> Problem statement
For each line in the records that contains "comment", make a copy.

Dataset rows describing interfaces
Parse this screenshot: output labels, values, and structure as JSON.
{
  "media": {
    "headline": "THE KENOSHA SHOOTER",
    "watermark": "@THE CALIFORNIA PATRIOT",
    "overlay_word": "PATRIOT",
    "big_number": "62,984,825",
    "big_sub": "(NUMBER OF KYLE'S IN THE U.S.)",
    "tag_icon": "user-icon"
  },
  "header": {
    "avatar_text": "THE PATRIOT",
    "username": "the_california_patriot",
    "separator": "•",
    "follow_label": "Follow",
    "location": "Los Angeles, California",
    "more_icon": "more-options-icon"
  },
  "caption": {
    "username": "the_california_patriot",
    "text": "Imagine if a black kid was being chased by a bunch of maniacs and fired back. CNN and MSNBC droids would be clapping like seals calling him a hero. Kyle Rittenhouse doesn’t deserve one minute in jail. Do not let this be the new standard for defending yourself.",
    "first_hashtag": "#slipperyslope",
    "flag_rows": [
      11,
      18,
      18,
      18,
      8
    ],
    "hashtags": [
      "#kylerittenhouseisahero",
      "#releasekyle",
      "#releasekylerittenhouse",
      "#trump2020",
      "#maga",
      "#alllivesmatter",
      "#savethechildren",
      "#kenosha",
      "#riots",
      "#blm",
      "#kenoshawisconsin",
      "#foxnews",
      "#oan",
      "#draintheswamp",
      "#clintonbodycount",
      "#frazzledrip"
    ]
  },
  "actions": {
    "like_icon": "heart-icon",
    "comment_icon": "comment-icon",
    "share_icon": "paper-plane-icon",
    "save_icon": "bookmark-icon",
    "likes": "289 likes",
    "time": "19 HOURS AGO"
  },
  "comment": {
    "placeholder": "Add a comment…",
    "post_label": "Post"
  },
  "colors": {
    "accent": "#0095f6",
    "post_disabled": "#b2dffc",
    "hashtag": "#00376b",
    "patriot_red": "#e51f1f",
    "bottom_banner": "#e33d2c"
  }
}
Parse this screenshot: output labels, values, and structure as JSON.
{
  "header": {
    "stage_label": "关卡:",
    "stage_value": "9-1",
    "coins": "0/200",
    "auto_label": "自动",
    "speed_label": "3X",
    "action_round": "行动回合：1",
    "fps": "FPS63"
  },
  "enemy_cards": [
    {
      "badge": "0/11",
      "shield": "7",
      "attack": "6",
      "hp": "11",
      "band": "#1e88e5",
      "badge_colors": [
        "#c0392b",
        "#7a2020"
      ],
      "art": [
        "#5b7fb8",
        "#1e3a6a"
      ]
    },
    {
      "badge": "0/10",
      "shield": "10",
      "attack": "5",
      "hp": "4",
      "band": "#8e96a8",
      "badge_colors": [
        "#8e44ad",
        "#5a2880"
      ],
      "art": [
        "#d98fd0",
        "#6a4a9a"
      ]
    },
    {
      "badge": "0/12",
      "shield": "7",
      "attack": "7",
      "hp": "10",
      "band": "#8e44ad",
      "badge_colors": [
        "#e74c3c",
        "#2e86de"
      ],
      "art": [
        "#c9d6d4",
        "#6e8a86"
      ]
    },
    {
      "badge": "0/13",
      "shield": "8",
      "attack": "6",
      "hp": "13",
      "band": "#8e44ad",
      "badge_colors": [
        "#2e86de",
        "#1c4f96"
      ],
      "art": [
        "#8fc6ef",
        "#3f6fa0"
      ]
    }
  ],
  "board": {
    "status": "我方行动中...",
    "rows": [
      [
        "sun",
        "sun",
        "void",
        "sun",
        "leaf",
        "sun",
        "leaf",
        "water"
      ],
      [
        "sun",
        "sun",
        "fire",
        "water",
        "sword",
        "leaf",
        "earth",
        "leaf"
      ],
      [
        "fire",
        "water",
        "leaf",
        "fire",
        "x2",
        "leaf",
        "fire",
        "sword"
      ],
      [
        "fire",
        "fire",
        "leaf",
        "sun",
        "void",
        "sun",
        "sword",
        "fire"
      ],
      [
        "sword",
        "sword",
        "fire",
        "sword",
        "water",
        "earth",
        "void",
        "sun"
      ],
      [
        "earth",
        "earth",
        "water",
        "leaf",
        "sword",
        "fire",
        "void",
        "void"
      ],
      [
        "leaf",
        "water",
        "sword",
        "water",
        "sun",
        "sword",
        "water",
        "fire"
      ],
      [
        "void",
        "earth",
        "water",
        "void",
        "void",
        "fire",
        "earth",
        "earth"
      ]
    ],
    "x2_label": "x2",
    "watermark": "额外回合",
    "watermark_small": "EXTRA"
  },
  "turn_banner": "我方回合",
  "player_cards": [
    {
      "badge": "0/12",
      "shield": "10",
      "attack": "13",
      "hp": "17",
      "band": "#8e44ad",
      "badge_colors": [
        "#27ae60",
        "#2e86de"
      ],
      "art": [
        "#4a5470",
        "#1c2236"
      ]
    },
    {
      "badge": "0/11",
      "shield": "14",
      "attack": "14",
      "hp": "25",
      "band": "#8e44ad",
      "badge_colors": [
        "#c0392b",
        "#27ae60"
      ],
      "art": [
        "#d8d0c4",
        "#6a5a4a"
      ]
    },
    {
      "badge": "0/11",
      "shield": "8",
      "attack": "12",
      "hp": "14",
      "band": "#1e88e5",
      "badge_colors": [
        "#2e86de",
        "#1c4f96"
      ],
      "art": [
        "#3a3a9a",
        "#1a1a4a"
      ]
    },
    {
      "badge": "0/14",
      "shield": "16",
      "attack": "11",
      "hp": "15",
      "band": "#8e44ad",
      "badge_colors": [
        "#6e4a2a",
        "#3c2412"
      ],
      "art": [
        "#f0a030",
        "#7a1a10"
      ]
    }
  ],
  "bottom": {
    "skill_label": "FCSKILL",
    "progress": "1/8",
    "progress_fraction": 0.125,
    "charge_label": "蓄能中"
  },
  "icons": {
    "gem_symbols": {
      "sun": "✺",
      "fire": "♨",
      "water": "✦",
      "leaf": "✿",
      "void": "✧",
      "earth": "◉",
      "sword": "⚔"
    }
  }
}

> Answer section
    "comment_icon": "comment-icon",
  "comment": {
    "placeholder": "Add a comment…",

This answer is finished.